Occasionally things tilt more overtly to the fantastic, which tends to be successful in inverse proportion to the effectiveness of the real-world dynamics in play. When there is enough delicious court scheming and soul-searching to fill an episode, all is well; when the specter of Death visits the King in “The Sabbath Queen,” the show has a character throw a temper tantrum, turning off the grid citywide just to get the King in the dark alone. Death herself, however, is sharply done: Human-seeming until she isn’t, her otherworldly presence determined more by mood and a nicely creepy turn by Saffron Burrows than by special effects (though the unnaturally mouthed silent scream does the trick). She’s one of the show’s most intense forays into the supernatural, and feels duly mythic without any overt references to religious canon. It’s just as well; whenever God gets an actual name-drop, it feels more like an anvil than a crown of butterflies.
It’s worth noting, though, that some of the more thudding beats might have a complicated history. The show’s very tight advertising ties with Liberty Mutual Insurance never reached Bing levels of obvious encroachment, but Forbes took note of the level of creative control the company had over the show—including the right to ask for script changes. Even without the ads popping up at every commercial, you might take note of the several times throughout the series that characters talk about the importance of personal responsibility in terms that are awfully after-school special for a group of people that’s up to as many shenanigans as this crew is.
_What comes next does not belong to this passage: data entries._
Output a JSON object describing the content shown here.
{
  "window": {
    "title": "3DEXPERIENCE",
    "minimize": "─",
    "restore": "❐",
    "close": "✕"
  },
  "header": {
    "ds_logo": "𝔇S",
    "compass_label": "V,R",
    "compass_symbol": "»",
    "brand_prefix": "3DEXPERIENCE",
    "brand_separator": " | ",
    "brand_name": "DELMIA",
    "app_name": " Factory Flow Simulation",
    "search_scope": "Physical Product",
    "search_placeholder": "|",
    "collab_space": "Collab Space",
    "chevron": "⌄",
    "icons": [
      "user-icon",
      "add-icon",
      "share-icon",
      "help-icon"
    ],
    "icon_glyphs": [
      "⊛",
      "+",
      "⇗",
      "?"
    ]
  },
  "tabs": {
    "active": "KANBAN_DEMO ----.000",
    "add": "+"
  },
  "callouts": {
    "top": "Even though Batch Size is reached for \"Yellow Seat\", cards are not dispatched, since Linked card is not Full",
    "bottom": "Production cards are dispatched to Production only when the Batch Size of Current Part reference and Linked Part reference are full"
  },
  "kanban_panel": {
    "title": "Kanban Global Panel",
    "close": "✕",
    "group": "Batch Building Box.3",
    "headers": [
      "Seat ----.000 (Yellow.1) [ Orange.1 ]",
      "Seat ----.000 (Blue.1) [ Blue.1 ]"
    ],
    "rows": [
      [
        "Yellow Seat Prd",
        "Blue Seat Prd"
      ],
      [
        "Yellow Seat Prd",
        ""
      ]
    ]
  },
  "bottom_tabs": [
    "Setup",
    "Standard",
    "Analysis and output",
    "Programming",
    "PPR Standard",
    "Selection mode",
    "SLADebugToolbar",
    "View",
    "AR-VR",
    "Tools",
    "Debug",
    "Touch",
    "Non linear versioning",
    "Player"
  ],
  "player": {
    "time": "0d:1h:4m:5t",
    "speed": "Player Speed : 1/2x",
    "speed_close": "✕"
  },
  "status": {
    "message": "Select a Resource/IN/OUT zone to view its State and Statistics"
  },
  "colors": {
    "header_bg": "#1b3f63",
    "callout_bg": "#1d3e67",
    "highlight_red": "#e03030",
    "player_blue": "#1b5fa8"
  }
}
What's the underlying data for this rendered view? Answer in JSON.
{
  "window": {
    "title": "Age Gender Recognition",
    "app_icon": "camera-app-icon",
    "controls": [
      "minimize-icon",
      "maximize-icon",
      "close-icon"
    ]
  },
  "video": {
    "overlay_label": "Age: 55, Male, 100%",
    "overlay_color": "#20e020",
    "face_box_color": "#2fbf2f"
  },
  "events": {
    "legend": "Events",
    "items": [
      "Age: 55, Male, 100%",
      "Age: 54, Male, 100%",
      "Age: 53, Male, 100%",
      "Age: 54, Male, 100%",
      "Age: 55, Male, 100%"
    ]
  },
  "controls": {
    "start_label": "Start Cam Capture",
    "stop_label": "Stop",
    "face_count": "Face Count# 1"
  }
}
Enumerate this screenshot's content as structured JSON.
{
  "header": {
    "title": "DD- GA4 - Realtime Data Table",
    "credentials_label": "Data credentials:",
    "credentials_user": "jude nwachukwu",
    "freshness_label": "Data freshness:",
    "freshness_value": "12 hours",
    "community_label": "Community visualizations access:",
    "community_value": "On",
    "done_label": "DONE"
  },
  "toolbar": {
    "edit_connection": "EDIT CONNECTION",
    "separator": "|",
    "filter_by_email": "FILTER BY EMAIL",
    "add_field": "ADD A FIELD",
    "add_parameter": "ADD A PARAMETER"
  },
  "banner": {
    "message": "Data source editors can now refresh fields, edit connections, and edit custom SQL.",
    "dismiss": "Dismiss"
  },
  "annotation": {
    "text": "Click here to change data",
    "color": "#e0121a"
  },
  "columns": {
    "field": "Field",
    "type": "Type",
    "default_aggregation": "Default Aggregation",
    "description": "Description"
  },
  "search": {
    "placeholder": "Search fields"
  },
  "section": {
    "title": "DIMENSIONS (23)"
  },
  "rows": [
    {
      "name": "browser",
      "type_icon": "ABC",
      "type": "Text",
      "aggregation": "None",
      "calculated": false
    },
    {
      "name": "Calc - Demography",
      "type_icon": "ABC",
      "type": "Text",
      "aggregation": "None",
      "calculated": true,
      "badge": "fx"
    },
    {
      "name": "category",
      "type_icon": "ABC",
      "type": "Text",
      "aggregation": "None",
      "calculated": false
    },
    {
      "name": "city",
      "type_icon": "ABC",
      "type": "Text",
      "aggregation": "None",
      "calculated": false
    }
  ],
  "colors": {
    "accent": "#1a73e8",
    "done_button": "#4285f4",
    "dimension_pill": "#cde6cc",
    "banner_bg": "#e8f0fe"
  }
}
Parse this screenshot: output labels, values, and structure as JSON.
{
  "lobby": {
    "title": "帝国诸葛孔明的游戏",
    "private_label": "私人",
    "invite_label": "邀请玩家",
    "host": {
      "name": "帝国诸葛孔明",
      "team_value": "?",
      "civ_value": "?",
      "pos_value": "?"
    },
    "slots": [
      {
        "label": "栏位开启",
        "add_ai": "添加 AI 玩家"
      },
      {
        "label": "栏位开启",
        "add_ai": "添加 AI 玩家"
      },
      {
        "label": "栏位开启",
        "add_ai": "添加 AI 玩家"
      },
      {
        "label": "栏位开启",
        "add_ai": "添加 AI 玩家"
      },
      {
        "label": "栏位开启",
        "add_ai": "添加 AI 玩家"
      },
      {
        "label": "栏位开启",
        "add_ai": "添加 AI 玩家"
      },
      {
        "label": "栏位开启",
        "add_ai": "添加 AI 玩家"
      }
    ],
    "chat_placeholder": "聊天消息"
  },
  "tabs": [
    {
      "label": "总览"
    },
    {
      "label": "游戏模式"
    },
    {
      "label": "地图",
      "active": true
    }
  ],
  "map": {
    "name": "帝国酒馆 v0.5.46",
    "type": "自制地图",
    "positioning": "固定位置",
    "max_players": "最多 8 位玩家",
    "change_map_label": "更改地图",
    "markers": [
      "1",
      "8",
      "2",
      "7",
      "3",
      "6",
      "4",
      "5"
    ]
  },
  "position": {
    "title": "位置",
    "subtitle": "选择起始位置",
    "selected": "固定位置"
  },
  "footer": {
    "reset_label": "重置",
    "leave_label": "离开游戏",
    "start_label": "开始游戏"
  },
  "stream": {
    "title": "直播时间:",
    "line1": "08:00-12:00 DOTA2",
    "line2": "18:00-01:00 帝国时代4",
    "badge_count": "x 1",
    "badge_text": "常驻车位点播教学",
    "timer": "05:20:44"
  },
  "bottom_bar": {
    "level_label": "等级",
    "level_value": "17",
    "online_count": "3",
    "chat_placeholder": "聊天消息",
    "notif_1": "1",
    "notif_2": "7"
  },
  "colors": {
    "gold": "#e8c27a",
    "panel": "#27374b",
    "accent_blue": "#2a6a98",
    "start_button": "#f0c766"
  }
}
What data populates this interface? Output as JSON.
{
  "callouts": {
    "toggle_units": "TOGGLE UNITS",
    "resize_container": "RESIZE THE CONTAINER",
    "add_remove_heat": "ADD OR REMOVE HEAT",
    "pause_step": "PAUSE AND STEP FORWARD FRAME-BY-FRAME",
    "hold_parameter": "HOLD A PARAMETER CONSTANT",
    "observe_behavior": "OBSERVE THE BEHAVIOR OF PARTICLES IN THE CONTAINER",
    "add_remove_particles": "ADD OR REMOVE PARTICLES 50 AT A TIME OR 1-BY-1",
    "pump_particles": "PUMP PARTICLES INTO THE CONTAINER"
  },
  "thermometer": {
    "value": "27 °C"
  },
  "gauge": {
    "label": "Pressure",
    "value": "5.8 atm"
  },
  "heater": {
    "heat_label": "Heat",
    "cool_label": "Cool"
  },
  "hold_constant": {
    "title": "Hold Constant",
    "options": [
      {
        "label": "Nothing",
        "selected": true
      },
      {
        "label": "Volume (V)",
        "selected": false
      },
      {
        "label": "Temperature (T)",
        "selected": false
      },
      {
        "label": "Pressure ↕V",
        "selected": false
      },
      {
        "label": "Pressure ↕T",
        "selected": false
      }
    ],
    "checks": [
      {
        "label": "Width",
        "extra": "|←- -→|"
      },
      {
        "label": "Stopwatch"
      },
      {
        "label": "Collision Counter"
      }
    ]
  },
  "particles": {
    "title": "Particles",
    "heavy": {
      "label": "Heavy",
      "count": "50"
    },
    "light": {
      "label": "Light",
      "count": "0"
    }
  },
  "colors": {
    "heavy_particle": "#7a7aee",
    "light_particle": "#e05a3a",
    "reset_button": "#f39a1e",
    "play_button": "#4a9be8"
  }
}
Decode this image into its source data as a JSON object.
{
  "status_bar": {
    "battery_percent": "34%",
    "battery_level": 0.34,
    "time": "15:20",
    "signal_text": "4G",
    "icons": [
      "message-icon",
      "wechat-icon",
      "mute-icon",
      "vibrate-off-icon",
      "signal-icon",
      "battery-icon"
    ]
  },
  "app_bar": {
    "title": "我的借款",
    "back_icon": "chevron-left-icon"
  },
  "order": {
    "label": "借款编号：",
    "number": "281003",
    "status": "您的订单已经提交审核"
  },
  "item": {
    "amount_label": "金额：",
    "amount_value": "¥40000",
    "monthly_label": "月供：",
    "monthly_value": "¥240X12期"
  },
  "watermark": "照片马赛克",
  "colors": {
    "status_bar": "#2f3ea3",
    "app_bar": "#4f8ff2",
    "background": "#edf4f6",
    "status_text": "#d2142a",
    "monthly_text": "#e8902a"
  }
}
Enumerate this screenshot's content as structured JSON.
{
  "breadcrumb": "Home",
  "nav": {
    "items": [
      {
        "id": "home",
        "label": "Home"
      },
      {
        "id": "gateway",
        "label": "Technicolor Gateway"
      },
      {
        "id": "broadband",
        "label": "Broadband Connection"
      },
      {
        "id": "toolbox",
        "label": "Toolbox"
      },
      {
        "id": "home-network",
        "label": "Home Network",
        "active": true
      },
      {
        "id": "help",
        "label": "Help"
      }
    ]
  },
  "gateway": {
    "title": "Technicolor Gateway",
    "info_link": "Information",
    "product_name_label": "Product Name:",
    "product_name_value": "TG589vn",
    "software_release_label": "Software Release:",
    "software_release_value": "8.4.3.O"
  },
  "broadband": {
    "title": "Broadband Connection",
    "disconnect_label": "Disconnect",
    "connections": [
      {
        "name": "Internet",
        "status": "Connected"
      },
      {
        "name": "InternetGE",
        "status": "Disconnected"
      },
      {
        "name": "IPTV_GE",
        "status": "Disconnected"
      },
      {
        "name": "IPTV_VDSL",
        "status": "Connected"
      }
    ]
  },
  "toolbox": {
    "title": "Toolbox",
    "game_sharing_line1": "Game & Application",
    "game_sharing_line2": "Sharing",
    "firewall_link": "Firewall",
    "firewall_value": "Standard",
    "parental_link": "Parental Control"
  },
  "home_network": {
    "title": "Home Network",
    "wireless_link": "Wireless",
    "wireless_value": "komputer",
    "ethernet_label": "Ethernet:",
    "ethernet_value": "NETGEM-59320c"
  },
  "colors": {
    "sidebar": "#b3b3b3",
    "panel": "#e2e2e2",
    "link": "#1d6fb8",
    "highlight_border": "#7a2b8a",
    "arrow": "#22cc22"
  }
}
Liberty Mutual or not, the show is in its element, and often at its best, when asking hard questions about ideological tenets in conflict with each other—compassion versus ruthlessness when trying to end disputes, justice versus friendship in maintaining alliances, and the relative merits of a reputation for kindness versus a reputation of someone who will do what it takes to keep power. Ironically, the show’s mandate to include God as a certainty only increases the potential for intrigue, particularly in the eyes of its two kings: What’s harder to resist than a call from a definite higher power that wants you to be in charge? Only the call from a definite higher power to fight for your throne. Sadly, the God of Kings never quite achieved that level of chilling omniscience, because as it turns out, someone using a concrete God as a symbol for their own ends looks an awful lot like everyone else on TV who invokes God for their own ends. Without ever managing to integrate the overtly religious aspects of the premise, God is merely a supporting player who tended to get stuck halfway between lip service and Wonderfalls; awkward lies the head that wears a crown.
In the third episode of the series, David’s worried mother bemoans the idea of those who chase greatness: “They die old and unhappy, or young and unfinished.” Kings is one of the latter. It stems from a concept that was doomed to fail, and slowly deflates under the pressure to court a religious audience that was never going to warm up to the show. Still, it’s executed with enough polish and skill that it’s less a television curiosity than it is a small-scale tragedy of its own.
Wonder, weirdo, or wannabe? Weirdo.
Next time: Phil Dyess-Nugent takes us back to CBS’ brief attempt to do a cable-style show with Swingtown.